“Steeldonkeyz, steel donkeys, that is what we call ourselves,” Koen states proudly. “The idea originated from the proverbial “steel horse”, which means bicycle in the low countries. Given the route we chose, steel donkeys sounded more appropriate.” The men do not regard their bike as an object, but as a draught animal that they take care of. A beast of burden that helps Jelle and Koen across the world, together with their extensive baggage.
“Yeah, as far as I’m concerned, the journey was actually overprepared,” says Jelle. Both men dragged around 30 kilos of stuff with them on their bike. That does not include bottles of water. “We sent a number of packages home by mail and still, I feel some of our stuff is superfluous.” The party, for example, carries a solar panel for electricity that works fine but is hardly being used. Winter clothes, absolutely unnecessary for the months to come, are also still in their bags. It will be used when the men arrive at Mount Kenya. “Also, the large tent for two persons was exchanged for two small one-person tents. This way it is easier to divide the weight, while being in a tent on your own is also less hot.”
Despite all the preparations, Koen gets in trouble halfway through Egypt, when one of the axles of his bike breaks off. “We have plenty of gear with us for small repairs, but an entire axle is a different story.” Koen gets on a train back to Cairo, for the next thirty hours to get a replacement part. “I had the chance to see Egypt twice,” the cheerful biker quips. “Well, that’s the point,” Jelle adds, “In Europe you can find a spare part in almost any village or town, but it is very different here.”
The way to come
At this moment, Jelle and Koen find themselves in the north of Sudan. “It was quite a venture to get across the border. We spent four hours waiting in the hot sun until our passports and test results were approved.” With another almost 400 miles to go through the desert, they will produce an additional significant amount of sweat before they get to Khartoum.
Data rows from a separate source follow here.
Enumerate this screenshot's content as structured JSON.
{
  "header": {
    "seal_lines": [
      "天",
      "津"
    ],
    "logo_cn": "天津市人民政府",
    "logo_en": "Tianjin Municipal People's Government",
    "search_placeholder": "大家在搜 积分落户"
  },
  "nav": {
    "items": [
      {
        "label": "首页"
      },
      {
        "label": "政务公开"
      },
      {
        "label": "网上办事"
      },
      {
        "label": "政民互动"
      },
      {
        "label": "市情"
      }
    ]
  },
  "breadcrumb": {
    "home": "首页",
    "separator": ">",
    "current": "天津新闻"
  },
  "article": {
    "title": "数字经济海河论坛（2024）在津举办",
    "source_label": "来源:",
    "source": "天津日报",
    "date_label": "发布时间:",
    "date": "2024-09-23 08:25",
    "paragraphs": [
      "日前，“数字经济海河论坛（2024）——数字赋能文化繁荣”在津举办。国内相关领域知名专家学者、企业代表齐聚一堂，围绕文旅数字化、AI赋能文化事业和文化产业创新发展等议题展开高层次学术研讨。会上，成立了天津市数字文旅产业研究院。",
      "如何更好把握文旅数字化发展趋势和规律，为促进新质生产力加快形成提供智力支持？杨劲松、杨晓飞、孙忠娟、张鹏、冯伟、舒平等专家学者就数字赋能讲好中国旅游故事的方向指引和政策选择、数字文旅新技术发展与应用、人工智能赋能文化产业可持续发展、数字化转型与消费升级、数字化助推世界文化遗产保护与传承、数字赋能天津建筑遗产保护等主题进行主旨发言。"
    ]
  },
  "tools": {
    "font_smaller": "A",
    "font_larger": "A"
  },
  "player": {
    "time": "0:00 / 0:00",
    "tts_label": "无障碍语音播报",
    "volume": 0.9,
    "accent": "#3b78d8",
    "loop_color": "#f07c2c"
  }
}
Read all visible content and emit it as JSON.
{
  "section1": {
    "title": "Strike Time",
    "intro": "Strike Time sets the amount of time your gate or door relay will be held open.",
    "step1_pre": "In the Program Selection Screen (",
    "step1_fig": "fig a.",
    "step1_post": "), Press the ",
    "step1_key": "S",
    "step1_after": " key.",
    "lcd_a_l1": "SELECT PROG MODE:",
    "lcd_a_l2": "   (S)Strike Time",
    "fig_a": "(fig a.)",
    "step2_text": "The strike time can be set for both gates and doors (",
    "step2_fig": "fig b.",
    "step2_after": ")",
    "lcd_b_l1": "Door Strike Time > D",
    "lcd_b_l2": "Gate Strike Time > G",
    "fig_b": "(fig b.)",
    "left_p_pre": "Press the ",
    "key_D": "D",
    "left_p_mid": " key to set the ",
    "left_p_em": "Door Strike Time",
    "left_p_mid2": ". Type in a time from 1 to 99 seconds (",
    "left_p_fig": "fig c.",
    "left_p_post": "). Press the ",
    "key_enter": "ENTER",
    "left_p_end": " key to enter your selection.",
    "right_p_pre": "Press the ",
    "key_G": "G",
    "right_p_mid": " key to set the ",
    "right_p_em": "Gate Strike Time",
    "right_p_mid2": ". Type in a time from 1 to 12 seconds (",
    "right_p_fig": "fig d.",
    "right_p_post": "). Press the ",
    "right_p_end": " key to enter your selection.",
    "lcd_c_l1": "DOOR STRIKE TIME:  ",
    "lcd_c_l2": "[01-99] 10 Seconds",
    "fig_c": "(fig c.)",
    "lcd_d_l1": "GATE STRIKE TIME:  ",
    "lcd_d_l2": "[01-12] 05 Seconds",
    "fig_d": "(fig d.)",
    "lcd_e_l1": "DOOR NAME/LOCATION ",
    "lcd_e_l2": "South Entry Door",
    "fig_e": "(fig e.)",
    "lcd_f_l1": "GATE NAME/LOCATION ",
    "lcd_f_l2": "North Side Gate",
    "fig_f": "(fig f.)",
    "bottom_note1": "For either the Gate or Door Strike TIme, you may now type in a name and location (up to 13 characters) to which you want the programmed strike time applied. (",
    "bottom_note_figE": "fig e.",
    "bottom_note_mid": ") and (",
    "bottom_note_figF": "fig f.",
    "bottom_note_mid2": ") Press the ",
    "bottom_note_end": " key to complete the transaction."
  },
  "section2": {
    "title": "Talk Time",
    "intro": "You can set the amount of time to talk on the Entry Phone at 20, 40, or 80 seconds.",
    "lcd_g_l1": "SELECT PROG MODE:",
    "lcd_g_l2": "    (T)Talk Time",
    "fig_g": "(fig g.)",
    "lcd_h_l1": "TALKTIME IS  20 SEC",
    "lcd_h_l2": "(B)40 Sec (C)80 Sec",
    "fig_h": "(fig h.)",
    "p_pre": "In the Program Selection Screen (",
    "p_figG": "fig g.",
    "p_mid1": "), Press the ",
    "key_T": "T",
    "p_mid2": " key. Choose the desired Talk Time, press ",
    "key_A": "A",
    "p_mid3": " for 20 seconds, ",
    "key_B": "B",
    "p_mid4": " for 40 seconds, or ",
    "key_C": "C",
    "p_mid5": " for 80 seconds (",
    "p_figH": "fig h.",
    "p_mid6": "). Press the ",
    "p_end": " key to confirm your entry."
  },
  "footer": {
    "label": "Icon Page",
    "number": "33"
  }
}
From there, they will take a plane to Ethiopia, to continue their cycle journey to Kenya and Uganda. “In Uganda we were asked to participate in a fundraiser for Equal Aqua. In addition, we decided to donate the sales of our merchandise to that NGO.”
What will happen from there, the men are not sure about. Koen unfolds the world map and takes a look: “We will have to assess the situation in Northern-Mozambique by then.” Also, it is still uncertain whether Cape Town will be the end of the trip. “Cape Town is our current goal, but who knows what our goal will be by that time. As long as we’re having fun and we can afford it, we will go on. This way of travelling is the greatest thing there is.”
The journey of Steeldonkeyz Jelle and Koen can be followed on Instagram. Every occasion where the men have internet, they share their updates.
In the series Overlanding Africa we talk to overlanders, about their adventures. Earlier we talked to Niels Janssen, who – way ahead of Koen and Jelle – cycled from Cairo to Cape Town.